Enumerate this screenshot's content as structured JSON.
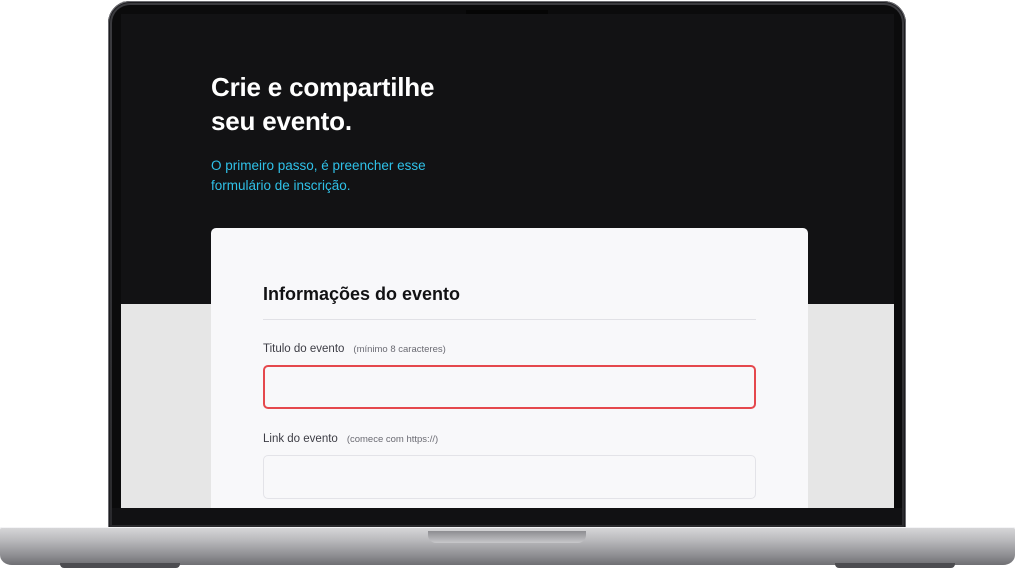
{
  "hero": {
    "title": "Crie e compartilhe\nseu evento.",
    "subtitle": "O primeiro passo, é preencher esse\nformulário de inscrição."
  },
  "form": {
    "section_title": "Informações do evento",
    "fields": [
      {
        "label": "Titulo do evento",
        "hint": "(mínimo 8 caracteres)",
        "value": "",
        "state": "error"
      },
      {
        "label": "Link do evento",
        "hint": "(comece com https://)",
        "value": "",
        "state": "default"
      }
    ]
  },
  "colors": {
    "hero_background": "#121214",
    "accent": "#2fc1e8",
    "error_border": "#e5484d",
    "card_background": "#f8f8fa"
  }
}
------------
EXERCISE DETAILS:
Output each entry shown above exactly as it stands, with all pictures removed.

ANSWER FOR THE TASK:
Enumerate this screenshot's content as structured JSON.
{
  "hero": {
    "title": "Crie e compartilhe\nseu evento.",
    "subtitle": "O primeiro passo, é preencher esse\nformulário de inscrição."
  },
  "form": {
    "section_title": "Informações do evento",
    "fields": [
      {
        "label": "Titulo do evento",
        "hint": "(mínimo 8 caracteres)",
        "value": "",
        "state": "error"
      },
      {
        "label": "Link do evento",
        "hint": "(comece com https://)",
        "value": "",
        "state": "default"
      }
    ]
  },
  "colors": {
    "hero_background": "#121214",
    "accent": "#2fc1e8",
    "error_border": "#e5484d",
    "card_background": "#f8f8fa"
  }
}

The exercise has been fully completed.